Opinion With Trump’s help, Biden makes the GOP play defense


HR King
May 29, 2001
By E.J. Dionne Jr.
Columnist |
August 31, 2022 at 5:42 p.m. EDT

Elections and substantive policy battles alike are often decided by which side is playing offense and which is forced onto the defensive.
This week, President Biden is signaling that the Democrats’ strategy for this fall’s elections is moving sharply toward the attack. With a speech Tuesday about law enforcement and public safety, he challenged Republicans on ground the GOP thought it owned. And in a prime-time address Thursday, he plans to bring the survival of democracy itself to the center of the 2022 campaign.
Sign up for a weekly roundup of thought-provoking ideas and debates
The new emphasis reflects two major hinge points in shifting the public conversation. The House hearings highlighted Donald Trump’s role in the Jan. 6, 2021, insurrection. And many Republicans have embraced extremism in their condemnations of the FBI’s search of Trump’s Mar-a-Lago home for secret government documents.
Trump’s lawless possession of those documents, along with his party’s efforts to minimize it, is making a hash of the GOP’s law-and-order slogans. And the former president’s omnipresence in the news has short-circuited Republican hopes of making Biden’s unpopularity the centerpiece of the 2022 midterm campaign. That will become even harder if Biden’s ratings stay on the upswing.

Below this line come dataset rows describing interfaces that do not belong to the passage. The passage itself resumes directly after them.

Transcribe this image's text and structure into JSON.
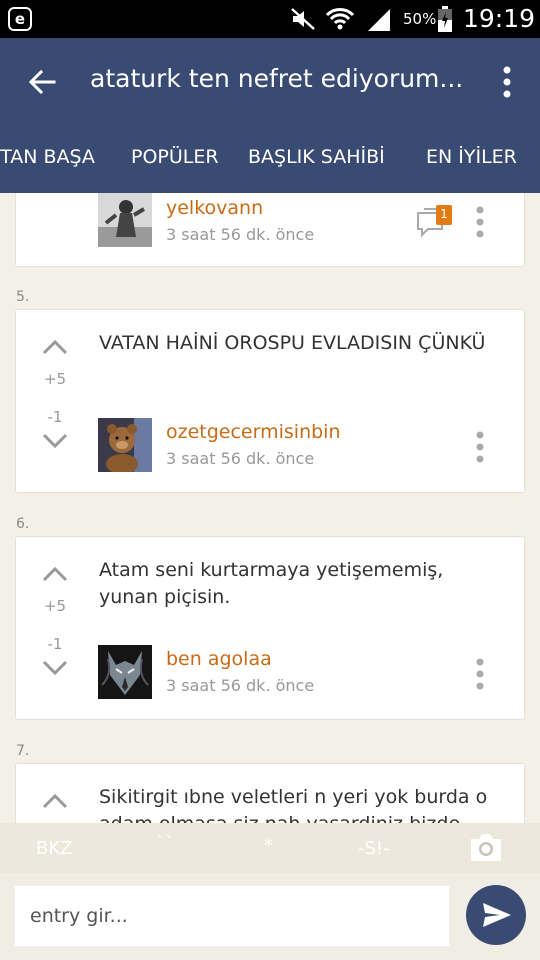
{
  "status_bar": {
    "app_letter": "e",
    "battery_percent": "50%",
    "time": "19:19"
  },
  "app_bar": {
    "title": "ataturk ten nefret ediyorum..."
  },
  "tabs": [
    {
      "label": "BAŞTAN BAŞA",
      "selected": true
    },
    {
      "label": "POPÜLER"
    },
    {
      "label": "BAŞLIK SAHİBİ"
    },
    {
      "label": "EN İYİLER"
    }
  ],
  "entries": [
    {
      "author": "yelkovann",
      "time": "3 saat 56 dk. önce",
      "comment_count": "1"
    },
    {
      "number": "5.",
      "text": "VATAN HAİNİ OROSPU EVLADISIN ÇÜNKÜ",
      "upvotes": "+5",
      "downvotes": "-1",
      "author": "ozetgecermisinbin",
      "time": "3 saat 56 dk. önce"
    },
    {
      "number": "6.",
      "text": "Atam seni kurtarmaya yetişememiş, yunan piçisin.",
      "upvotes": "+5",
      "downvotes": "-1",
      "author": "ben agolaa",
      "time": "3 saat 56 dk. önce"
    },
    {
      "number": "7.",
      "text": "Sikitirgit ıbne veletleri n yeri yok burda o adam olmasa siz nah yasardiniz bizde"
    }
  ],
  "format_toolbar": {
    "bkz": "BKZ",
    "backtick": "``",
    "asterisk": "*",
    "spoiler": "-S!-"
  },
  "input": {
    "placeholder": "entry gir..."
  },
  "colors": {
    "app_bar": "#3a4b73",
    "author": "#c96b16",
    "badge": "#e07b16",
    "background": "#f3f0e7"
  }
}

Day by day, Trump is making the playing field ever more difficult for his party, to the still-mostly-private consternation of many of its leaders.
His decision to go to court to seek a special master to sift through documents taken by the FBI allowed the Justice Department to offer a scathing 36-page response Tuesday night.
The court filing underscored the sensitivity of the documents that Trump refused to turn over, forcing the search, and pointed to evidence that “government records were likely concealed and removed.” This, the brief said, provided evidence “that efforts were likely taken to obstruct the government’s investigation.”
Trump loyalists are increasingly pressing Republicans to defend the indefensible — and to talk about the man many of them would rather see disappear into the shadows.
Biden, who has been reluctant for much of his term to mention Trump and has often stressed his dreams of bipartisanship, is ramping up the pressure.
Six months ago, the president’s Tuesday address on crime and law enforcement in Wilkes Barre, Pa., would have been seen as a largely self-protective response to the GOP’s success in branding Democrats as the “defund-the-police” party soft on lawbreakers.
While Biden reiterated his consistent opposition to the defund idea, his address ended with rousing attacks on Republican calls to “defund the FBI” and a denunciation of the Trump-inspired Jan. 6, 2021, attack on the Capitol.
“Don’t tell me you support law enforcement if you won’t condemn what happened on the sixth,” he shouted. “For God’s sake, whose side are you on?”
Without mentioning Sen. Lindsey Graham by name, he assailed the South Carolina Republican’s barely veiled threat that there would be “riots in the streets” if the Justice Department tried to prosecute Trump for illegally holding and potentially hiding documents.
“No one expects politics to be a patty cake,” Biden said. “It sometimes gets mean as hell. But the idea you turn on a television and see senior senators and congressmen saying, ‘If such-and-such happens, there’ll be blood in the street’? Where the hell are we?”
Biden’s advisers see Thursday’s democracy speech as linked to Tuesday’s in returning to the central theme of his 2020 campaign. They note that Biden previewed his “battle for the soul of this nation” rallying cry almost exactly five years ago in an essay in the Atlantic.
But the idea of making the protection and advancement of democracy a central 2022 election theme has been controversial among Democratic Party strategists, a significant share of whom insist that voters care more about bread-and-butter issues.
Of course, economics always matter in elections. But partly because of the flow of news, the topic of democracy is now in the ascendancy, bolstered by a recent NBC News poll showing “threats to democracy” surpassing inflation as the top 2022 issue. An analysis conducted by Hart Research at my request found that 42 percent of voters supporting Democratic congressional candidates listed threats to democracy as one of their top two issues, compared with only 20 percent of those backing Republicans.
Biden has clearly moved in this direction himself. “The president truly sees this as an inflection point and feels that, as the leader of the country, he needs to clearly articulate the nature of the threat to democracy, especially increased threats of violence for political purposes,” one adviser told me. “This is a time when the dominant wing of the Republican Party refuses to commit to free and fair elections, and refuses to commit to respecting them in the future.”
The paradox of American politics is that the putatively conservative party now finds itself reviling established institutions, threatening political violence and, in the Trump documents case, embracing the wrong side of national security. It’s no wonder that Republicans are playing defense in an election that once seemed theirs for the asking.


Latest posts